- [Work request]: Answer with one number: the count of lines in the listing below that hold the word "author".

☆ ☆ ☆ ☆ ☆ ☆ ☆

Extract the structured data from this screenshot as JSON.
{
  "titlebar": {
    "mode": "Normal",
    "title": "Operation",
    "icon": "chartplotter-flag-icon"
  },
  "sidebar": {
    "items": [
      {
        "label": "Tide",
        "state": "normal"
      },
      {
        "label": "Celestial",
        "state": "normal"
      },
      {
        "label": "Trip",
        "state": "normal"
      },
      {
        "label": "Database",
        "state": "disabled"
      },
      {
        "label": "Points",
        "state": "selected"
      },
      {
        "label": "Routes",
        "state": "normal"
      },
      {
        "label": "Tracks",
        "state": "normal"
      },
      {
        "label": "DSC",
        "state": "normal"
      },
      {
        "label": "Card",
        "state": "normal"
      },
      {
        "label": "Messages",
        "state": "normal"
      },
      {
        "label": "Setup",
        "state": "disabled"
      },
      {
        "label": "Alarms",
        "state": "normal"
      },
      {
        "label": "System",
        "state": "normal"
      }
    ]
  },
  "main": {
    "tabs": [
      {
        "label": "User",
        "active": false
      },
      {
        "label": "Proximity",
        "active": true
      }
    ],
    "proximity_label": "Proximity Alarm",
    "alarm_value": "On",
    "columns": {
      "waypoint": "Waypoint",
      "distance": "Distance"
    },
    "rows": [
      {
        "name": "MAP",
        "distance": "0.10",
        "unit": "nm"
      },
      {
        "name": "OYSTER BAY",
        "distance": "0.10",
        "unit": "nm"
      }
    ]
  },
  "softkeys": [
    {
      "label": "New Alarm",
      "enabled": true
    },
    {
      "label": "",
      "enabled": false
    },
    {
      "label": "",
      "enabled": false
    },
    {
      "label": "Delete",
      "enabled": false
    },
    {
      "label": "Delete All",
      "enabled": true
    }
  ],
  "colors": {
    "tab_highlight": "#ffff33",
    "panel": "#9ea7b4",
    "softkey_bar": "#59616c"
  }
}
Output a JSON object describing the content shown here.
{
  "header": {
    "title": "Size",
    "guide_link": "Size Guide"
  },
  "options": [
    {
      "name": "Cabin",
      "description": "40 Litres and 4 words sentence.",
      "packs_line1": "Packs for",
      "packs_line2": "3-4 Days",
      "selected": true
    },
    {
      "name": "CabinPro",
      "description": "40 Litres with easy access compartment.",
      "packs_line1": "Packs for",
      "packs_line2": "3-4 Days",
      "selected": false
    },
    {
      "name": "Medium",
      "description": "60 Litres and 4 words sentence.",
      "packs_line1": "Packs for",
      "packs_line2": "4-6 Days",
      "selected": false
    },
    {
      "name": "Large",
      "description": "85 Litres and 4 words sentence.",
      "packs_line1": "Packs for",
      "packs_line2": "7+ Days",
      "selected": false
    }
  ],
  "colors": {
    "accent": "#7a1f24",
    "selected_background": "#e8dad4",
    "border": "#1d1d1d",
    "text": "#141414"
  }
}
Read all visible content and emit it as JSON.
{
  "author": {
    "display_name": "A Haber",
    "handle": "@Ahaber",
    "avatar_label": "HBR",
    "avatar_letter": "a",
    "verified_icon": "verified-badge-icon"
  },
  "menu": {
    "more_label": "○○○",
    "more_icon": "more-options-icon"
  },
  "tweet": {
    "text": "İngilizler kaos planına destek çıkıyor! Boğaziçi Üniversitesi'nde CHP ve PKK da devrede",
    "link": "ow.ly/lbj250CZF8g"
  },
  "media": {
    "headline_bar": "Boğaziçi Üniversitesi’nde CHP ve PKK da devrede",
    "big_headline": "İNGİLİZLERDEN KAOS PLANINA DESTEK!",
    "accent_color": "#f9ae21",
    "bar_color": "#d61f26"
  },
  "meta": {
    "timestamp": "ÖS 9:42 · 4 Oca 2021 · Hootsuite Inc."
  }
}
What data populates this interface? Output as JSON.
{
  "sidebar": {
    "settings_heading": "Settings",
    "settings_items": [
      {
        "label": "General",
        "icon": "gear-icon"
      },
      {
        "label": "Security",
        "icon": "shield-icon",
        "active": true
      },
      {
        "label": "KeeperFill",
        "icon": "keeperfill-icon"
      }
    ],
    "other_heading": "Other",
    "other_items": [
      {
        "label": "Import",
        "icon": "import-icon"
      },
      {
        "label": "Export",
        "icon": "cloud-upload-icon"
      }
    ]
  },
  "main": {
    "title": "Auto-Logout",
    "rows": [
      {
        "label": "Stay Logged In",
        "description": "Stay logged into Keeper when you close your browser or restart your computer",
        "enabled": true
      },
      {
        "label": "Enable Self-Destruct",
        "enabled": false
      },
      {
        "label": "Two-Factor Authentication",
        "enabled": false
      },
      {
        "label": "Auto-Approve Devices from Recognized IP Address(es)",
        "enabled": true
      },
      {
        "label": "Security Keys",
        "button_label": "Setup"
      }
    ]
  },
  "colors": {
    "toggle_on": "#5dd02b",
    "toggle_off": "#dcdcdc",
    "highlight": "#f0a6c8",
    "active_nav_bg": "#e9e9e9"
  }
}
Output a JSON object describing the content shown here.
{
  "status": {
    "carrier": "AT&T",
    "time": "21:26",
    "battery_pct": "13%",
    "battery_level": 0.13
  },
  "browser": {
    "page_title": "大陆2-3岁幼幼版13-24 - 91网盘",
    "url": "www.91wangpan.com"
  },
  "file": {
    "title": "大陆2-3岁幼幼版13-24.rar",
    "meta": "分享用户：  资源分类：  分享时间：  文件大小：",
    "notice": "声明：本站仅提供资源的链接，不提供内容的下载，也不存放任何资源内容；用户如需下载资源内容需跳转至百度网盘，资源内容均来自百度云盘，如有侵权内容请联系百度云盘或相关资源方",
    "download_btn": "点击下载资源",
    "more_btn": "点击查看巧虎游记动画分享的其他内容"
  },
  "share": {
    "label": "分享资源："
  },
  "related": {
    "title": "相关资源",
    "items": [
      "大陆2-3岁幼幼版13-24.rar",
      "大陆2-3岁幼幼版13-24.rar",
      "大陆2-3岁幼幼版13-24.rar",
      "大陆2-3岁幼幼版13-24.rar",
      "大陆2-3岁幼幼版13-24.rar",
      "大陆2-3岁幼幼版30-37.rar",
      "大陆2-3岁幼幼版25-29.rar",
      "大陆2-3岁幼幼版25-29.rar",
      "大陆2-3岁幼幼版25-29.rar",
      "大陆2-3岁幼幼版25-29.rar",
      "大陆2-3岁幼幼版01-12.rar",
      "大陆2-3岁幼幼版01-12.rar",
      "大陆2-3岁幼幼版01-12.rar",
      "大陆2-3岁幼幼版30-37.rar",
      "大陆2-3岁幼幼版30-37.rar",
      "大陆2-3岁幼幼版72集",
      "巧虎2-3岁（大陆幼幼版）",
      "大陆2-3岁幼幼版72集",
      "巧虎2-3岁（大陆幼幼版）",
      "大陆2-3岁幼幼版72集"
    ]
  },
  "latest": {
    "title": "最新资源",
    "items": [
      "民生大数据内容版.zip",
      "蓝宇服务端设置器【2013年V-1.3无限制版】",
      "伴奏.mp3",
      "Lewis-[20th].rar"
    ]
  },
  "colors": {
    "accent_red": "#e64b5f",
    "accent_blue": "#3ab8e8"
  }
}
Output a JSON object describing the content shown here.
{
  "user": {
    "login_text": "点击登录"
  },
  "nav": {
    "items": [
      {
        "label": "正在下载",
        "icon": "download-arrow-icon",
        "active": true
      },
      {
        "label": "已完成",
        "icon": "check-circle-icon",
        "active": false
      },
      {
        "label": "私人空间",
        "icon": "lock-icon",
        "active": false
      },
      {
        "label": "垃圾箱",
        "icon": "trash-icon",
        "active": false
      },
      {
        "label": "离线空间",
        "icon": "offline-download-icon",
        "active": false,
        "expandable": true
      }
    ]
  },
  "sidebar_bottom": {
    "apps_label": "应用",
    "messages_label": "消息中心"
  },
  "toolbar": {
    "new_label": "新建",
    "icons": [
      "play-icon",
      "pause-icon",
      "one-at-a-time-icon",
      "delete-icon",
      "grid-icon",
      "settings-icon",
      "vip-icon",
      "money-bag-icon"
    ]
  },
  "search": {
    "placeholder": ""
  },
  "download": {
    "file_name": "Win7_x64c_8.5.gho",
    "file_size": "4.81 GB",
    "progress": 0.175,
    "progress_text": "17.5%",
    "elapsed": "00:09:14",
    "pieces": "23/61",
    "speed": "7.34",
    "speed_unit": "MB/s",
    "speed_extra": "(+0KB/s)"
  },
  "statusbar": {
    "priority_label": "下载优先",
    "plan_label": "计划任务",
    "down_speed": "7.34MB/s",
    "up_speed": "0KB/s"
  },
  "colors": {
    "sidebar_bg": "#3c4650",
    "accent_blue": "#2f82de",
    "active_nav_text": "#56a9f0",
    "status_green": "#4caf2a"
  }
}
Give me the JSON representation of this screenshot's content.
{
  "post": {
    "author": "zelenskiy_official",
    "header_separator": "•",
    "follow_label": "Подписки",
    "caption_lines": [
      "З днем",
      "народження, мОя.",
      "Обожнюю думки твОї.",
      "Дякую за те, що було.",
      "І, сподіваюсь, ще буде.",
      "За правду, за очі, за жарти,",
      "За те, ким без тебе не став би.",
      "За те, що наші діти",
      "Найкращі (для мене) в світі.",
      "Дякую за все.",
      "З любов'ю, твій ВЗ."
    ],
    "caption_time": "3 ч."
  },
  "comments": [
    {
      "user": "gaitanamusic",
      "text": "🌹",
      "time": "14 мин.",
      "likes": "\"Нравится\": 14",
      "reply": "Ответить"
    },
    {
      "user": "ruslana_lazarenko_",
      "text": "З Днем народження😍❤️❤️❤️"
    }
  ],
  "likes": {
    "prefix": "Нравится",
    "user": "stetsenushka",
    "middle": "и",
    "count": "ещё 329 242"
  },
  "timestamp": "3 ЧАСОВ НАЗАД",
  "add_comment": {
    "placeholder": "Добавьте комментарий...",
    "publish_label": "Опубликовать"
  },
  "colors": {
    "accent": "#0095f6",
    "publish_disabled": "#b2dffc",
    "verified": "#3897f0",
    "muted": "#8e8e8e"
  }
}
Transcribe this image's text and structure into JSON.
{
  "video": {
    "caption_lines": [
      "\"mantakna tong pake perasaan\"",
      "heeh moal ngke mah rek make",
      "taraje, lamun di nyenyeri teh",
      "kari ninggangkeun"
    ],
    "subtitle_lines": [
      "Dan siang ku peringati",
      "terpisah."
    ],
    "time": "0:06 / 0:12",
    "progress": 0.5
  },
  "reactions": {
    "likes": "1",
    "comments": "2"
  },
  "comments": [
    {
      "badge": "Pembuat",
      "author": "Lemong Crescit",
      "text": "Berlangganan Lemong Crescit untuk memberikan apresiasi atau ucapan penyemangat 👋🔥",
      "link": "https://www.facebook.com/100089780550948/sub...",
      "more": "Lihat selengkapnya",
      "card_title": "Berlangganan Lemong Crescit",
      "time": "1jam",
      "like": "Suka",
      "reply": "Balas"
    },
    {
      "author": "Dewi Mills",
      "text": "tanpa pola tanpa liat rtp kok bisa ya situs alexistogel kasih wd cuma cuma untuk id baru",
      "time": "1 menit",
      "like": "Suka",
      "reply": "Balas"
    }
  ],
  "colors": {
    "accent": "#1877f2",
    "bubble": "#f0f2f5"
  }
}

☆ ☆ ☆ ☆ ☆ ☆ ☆

- [Problem solution]: 4